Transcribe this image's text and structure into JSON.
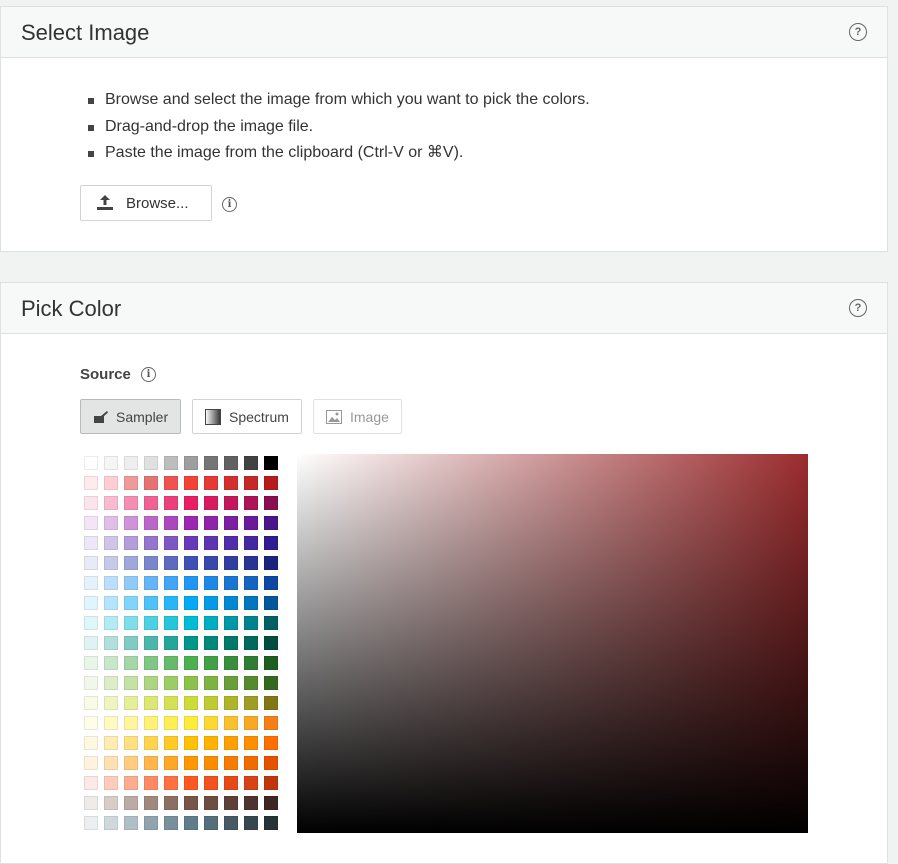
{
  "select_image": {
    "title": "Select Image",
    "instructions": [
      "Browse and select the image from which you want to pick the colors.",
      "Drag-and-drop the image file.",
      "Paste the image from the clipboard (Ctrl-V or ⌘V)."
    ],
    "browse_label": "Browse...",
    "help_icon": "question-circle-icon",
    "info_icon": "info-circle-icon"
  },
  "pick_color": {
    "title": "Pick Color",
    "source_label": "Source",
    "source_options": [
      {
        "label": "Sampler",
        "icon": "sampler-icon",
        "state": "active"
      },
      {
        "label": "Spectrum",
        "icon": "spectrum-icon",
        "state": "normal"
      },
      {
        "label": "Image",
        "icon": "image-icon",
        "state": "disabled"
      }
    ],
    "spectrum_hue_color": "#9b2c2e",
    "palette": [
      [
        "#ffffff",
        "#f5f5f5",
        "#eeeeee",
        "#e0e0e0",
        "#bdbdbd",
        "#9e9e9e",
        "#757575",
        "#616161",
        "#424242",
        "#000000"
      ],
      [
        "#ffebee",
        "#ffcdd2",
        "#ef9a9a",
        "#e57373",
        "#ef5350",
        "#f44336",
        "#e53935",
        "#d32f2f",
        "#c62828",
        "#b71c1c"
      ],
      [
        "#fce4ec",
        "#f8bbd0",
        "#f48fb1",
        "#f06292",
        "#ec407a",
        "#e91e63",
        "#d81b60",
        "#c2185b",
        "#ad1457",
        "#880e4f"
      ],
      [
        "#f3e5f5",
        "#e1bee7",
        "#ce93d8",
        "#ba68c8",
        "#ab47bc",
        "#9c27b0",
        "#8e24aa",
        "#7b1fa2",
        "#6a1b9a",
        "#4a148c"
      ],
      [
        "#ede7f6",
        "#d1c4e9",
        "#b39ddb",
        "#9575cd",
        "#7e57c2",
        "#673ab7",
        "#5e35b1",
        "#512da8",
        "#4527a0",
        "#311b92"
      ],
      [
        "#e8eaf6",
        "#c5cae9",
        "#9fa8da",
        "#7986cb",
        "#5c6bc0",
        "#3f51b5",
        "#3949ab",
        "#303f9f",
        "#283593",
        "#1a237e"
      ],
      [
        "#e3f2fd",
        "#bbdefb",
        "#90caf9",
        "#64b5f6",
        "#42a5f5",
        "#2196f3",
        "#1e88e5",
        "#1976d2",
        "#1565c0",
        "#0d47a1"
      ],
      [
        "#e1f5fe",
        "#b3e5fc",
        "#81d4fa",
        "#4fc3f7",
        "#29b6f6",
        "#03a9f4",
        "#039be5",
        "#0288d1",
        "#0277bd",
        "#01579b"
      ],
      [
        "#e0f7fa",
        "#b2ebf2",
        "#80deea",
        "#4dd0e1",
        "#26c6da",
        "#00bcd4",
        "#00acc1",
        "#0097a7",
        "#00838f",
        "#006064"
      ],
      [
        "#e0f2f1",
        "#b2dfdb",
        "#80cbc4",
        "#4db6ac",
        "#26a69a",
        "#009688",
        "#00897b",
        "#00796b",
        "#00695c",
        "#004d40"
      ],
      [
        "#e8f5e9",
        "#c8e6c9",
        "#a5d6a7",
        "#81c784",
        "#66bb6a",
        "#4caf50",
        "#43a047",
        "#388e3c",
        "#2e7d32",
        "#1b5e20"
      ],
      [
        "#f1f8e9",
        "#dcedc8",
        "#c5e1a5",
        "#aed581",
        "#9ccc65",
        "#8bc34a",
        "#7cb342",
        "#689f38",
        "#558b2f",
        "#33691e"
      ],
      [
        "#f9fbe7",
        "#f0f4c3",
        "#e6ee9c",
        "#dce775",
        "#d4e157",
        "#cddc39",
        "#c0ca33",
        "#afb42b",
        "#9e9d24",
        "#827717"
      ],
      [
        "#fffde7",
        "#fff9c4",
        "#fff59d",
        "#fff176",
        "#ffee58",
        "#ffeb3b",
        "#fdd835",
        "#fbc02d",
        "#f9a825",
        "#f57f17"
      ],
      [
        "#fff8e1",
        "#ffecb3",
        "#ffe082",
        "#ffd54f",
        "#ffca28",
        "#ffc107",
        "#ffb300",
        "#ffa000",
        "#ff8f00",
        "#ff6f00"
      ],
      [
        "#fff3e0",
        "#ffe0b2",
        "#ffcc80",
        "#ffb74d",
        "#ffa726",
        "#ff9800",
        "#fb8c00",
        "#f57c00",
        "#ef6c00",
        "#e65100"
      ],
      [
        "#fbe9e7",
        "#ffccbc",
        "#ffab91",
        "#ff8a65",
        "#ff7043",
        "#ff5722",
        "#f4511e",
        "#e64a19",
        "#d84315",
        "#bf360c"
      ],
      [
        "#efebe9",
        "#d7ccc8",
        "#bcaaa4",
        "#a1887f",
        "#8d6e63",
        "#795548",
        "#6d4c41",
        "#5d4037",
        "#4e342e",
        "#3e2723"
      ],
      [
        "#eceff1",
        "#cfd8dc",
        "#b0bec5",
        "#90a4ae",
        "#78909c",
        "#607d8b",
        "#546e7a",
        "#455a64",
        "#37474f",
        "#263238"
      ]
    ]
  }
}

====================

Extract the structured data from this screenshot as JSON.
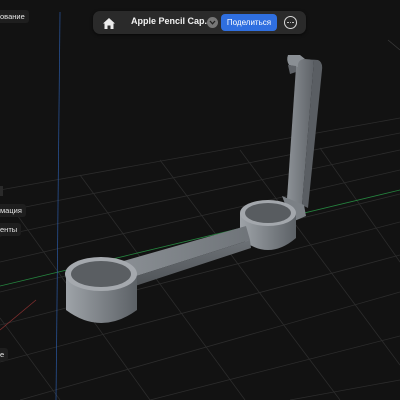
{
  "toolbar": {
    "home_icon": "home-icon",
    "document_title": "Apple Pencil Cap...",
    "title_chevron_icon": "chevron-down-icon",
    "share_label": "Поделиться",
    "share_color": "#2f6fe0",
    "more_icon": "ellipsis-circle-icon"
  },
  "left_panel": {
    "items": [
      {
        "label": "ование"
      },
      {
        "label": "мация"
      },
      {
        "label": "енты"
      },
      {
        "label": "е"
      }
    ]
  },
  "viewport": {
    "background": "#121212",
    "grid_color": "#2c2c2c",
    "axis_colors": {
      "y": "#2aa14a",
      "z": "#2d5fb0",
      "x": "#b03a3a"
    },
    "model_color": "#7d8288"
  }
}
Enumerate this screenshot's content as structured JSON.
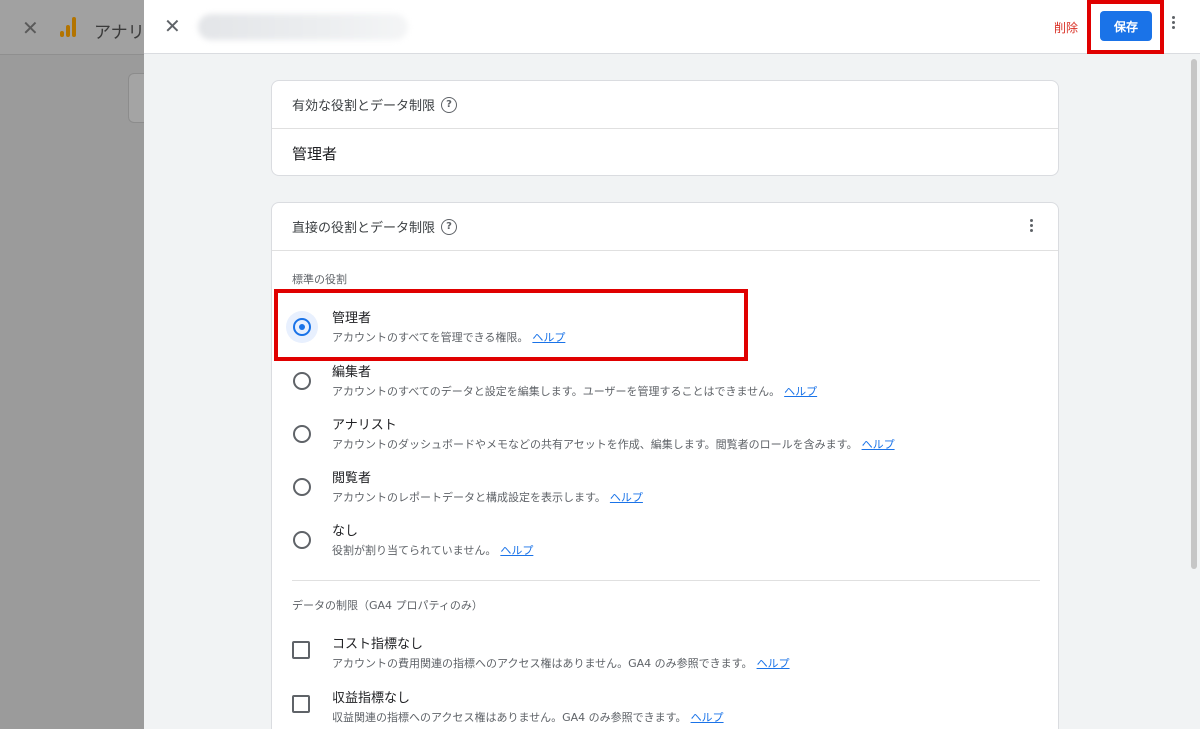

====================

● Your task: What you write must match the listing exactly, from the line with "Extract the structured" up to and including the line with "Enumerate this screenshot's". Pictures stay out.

● Finished task:
Extract the structured data from this screenshot as JSON.
{
  "toolbar": {
    "home_icon": "home-icon",
    "document_title": "Apple Pencil Cap...",
    "title_chevron_icon": "chevron-down-icon",
    "share_label": "Поделиться",
    "share_color": "#2f6fe0",
    "more_icon": "ellipsis-circle-icon"
  },
  "left_panel": {
    "items": [
      {
        "label": "ование"
      },
      {
        "label": "мация"
      },
      {
        "label": "енты"
      },
      {
        "label": "е"
      }
    ]
  },
  "viewport": {
    "background": "#121212",
    "grid_color": "#2c2c2c",
    "axis_colors": {
      "y": "#2aa14a",
      "z": "#2d5fb0",
      "x": "#b03a3a"
    },
    "model_color": "#7d8288"
  }
}
Enumerate this screenshot's content as structured JSON.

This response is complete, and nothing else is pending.